What you should do >> What you return should match every record exactly, with the images removed.

Dataset rows describing interfaces:

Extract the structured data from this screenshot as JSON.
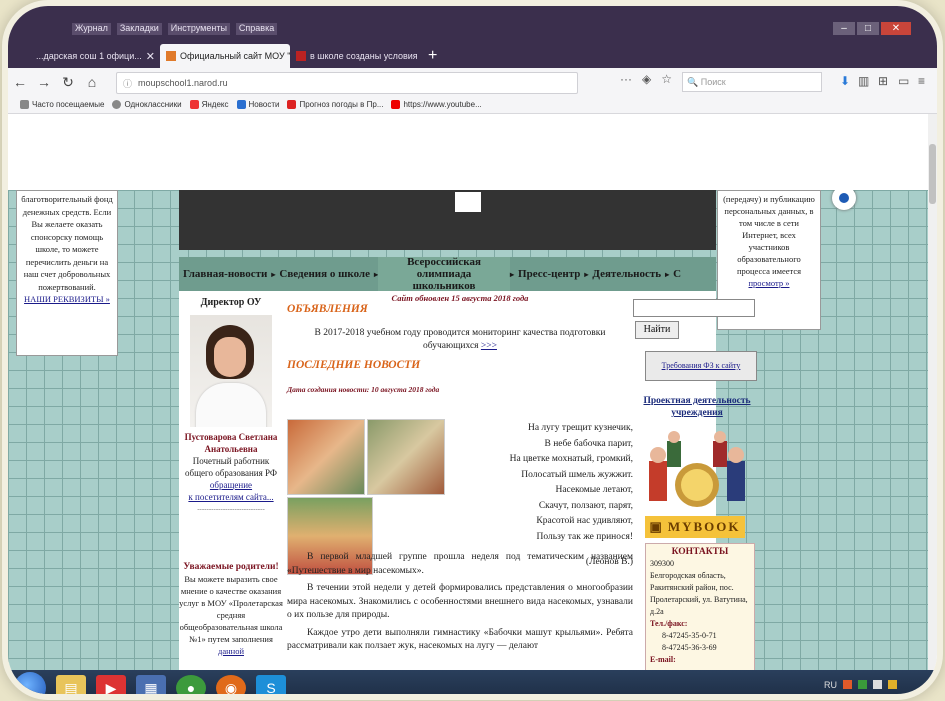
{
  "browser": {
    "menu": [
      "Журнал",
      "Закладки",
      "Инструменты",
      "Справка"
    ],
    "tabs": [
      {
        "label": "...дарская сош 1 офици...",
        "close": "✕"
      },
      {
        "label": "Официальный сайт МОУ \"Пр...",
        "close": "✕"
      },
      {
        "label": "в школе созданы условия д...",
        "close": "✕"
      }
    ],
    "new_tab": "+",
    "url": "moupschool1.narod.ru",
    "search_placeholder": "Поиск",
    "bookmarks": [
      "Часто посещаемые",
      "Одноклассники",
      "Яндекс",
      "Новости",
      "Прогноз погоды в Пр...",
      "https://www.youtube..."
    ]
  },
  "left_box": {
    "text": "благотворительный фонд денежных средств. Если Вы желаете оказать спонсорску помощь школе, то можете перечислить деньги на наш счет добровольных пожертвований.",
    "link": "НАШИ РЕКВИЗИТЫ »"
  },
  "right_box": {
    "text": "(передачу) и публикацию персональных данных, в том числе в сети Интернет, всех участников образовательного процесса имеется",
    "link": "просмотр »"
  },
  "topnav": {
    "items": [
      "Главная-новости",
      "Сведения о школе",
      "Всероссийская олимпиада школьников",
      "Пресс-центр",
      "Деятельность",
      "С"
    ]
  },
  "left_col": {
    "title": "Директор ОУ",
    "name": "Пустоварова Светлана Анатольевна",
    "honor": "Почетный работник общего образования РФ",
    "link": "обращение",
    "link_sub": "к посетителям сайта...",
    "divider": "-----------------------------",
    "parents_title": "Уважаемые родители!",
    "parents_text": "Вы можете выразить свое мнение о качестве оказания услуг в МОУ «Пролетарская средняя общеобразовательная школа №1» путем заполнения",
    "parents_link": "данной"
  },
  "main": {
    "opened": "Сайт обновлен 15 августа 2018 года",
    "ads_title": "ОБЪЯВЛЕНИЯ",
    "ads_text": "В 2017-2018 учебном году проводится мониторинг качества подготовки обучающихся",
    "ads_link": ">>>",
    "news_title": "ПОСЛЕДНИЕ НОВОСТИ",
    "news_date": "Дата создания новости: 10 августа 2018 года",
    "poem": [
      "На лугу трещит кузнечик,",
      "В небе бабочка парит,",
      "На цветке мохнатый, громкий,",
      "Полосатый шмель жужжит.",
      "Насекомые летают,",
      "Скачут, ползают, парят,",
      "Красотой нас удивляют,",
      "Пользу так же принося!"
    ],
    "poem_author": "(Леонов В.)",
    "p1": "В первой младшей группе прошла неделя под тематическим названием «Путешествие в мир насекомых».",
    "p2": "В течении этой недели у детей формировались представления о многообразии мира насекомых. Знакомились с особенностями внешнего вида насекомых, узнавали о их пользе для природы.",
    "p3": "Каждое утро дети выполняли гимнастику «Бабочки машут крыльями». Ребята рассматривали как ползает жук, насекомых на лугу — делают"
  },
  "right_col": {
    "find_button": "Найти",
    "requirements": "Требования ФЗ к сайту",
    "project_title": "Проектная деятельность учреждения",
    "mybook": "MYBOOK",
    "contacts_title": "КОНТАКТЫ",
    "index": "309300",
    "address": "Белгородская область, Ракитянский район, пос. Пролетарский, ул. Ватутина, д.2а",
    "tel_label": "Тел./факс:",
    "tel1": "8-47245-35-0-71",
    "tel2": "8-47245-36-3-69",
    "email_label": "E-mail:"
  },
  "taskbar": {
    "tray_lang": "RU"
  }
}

Finished exercise >>
Extract the structured data from this screenshot as JSON.
{
  "browser": {
    "menu": [
      "Журнал",
      "Закладки",
      "Инструменты",
      "Справка"
    ],
    "tabs": [
      {
        "label": "...дарская сош 1 офици...",
        "close": "✕"
      },
      {
        "label": "Официальный сайт МОУ \"Пр...",
        "close": "✕"
      },
      {
        "label": "в школе созданы условия д...",
        "close": "✕"
      }
    ],
    "new_tab": "+",
    "url": "moupschool1.narod.ru",
    "search_placeholder": "Поиск",
    "bookmarks": [
      "Часто посещаемые",
      "Одноклассники",
      "Яндекс",
      "Новости",
      "Прогноз погоды в Пр...",
      "https://www.youtube..."
    ]
  },
  "left_box": {
    "text": "благотворительный фонд денежных средств. Если Вы желаете оказать спонсорску помощь школе, то можете перечислить деньги на наш счет добровольных пожертвований.",
    "link": "НАШИ РЕКВИЗИТЫ »"
  },
  "right_box": {
    "text": "(передачу) и публикацию персональных данных, в том числе в сети Интернет, всех участников образовательного процесса имеется",
    "link": "просмотр »"
  },
  "topnav": {
    "items": [
      "Главная-новости",
      "Сведения о школе",
      "Всероссийская олимпиада школьников",
      "Пресс-центр",
      "Деятельность",
      "С"
    ]
  },
  "left_col": {
    "title": "Директор ОУ",
    "name": "Пустоварова Светлана Анатольевна",
    "honor": "Почетный работник общего образования РФ",
    "link": "обращение",
    "link_sub": "к посетителям сайта...",
    "divider": "-----------------------------",
    "parents_title": "Уважаемые родители!",
    "parents_text": "Вы можете выразить свое мнение о качестве оказания услуг в МОУ «Пролетарская средняя общеобразовательная школа №1» путем заполнения",
    "parents_link": "данной"
  },
  "main": {
    "opened": "Сайт обновлен 15 августа 2018 года",
    "ads_title": "ОБЪЯВЛЕНИЯ",
    "ads_text": "В 2017-2018 учебном году проводится мониторинг качества подготовки обучающихся",
    "ads_link": ">>>",
    "news_title": "ПОСЛЕДНИЕ НОВОСТИ",
    "news_date": "Дата создания новости: 10 августа 2018 года",
    "poem": [
      "На лугу трещит кузнечик,",
      "В небе бабочка парит,",
      "На цветке мохнатый, громкий,",
      "Полосатый шмель жужжит.",
      "Насекомые летают,",
      "Скачут, ползают, парят,",
      "Красотой нас удивляют,",
      "Пользу так же принося!"
    ],
    "poem_author": "(Леонов В.)",
    "p1": "В первой младшей группе прошла неделя под тематическим названием «Путешествие в мир насекомых».",
    "p2": "В течении этой недели у детей формировались представления о многообразии мира насекомых. Знакомились с особенностями внешнего вида насекомых, узнавали о их пользе для природы.",
    "p3": "Каждое утро дети выполняли гимнастику «Бабочки машут крыльями». Ребята рассматривали как ползает жук, насекомых на лугу — делают"
  },
  "right_col": {
    "find_button": "Найти",
    "requirements": "Требования ФЗ к сайту",
    "project_title": "Проектная деятельность учреждения",
    "mybook": "MYBOOK",
    "contacts_title": "КОНТАКТЫ",
    "index": "309300",
    "address": "Белгородская область, Ракитянский район, пос. Пролетарский, ул. Ватутина, д.2а",
    "tel_label": "Тел./факс:",
    "tel1": "8-47245-35-0-71",
    "tel2": "8-47245-36-3-69",
    "email_label": "E-mail:"
  },
  "taskbar": {
    "tray_lang": "RU"
  }
}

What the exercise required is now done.